[Records supplied]
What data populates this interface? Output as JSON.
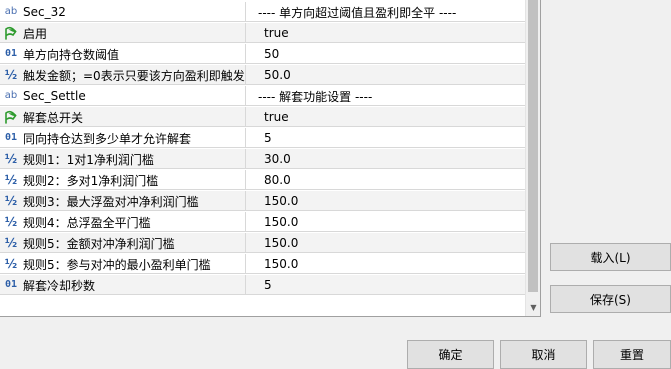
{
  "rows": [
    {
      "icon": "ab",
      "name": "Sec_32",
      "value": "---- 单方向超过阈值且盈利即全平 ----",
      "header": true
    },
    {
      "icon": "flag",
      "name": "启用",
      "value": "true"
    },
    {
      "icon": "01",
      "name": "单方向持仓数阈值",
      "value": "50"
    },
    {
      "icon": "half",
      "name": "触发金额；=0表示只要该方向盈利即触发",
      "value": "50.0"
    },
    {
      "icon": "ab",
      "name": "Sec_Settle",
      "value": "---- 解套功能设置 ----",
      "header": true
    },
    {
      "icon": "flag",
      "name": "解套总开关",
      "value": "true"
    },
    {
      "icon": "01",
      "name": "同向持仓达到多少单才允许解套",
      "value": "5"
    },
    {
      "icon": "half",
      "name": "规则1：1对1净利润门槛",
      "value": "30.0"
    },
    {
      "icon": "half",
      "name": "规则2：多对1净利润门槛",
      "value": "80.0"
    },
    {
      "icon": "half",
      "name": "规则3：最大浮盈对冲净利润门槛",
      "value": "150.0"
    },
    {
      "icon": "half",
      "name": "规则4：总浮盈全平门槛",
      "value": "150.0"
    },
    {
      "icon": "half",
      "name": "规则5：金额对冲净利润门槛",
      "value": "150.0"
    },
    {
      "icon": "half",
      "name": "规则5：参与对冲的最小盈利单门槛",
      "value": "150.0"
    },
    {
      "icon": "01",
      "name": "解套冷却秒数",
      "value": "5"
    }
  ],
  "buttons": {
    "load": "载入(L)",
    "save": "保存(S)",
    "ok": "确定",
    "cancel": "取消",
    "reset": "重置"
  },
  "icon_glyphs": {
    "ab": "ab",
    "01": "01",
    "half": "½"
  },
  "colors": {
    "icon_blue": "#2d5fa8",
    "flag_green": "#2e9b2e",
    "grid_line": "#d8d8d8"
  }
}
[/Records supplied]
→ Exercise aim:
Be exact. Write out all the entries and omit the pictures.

→ Written response:
What data populates this interface? Output as JSON.
{
  "rows": [
    {
      "icon": "ab",
      "name": "Sec_32",
      "value": "---- 单方向超过阈值且盈利即全平 ----",
      "header": true
    },
    {
      "icon": "flag",
      "name": "启用",
      "value": "true"
    },
    {
      "icon": "01",
      "name": "单方向持仓数阈值",
      "value": "50"
    },
    {
      "icon": "half",
      "name": "触发金额；=0表示只要该方向盈利即触发",
      "value": "50.0"
    },
    {
      "icon": "ab",
      "name": "Sec_Settle",
      "value": "---- 解套功能设置 ----",
      "header": true
    },
    {
      "icon": "flag",
      "name": "解套总开关",
      "value": "true"
    },
    {
      "icon": "01",
      "name": "同向持仓达到多少单才允许解套",
      "value": "5"
    },
    {
      "icon": "half",
      "name": "规则1：1对1净利润门槛",
      "value": "30.0"
    },
    {
      "icon": "half",
      "name": "规则2：多对1净利润门槛",
      "value": "80.0"
    },
    {
      "icon": "half",
      "name": "规则3：最大浮盈对冲净利润门槛",
      "value": "150.0"
    },
    {
      "icon": "half",
      "name": "规则4：总浮盈全平门槛",
      "value": "150.0"
    },
    {
      "icon": "half",
      "name": "规则5：金额对冲净利润门槛",
      "value": "150.0"
    },
    {
      "icon": "half",
      "name": "规则5：参与对冲的最小盈利单门槛",
      "value": "150.0"
    },
    {
      "icon": "01",
      "name": "解套冷却秒数",
      "value": "5"
    }
  ],
  "buttons": {
    "load": "载入(L)",
    "save": "保存(S)",
    "ok": "确定",
    "cancel": "取消",
    "reset": "重置"
  },
  "icon_glyphs": {
    "ab": "ab",
    "01": "01",
    "half": "½"
  },
  "colors": {
    "icon_blue": "#2d5fa8",
    "flag_green": "#2e9b2e",
    "grid_line": "#d8d8d8"
  }
}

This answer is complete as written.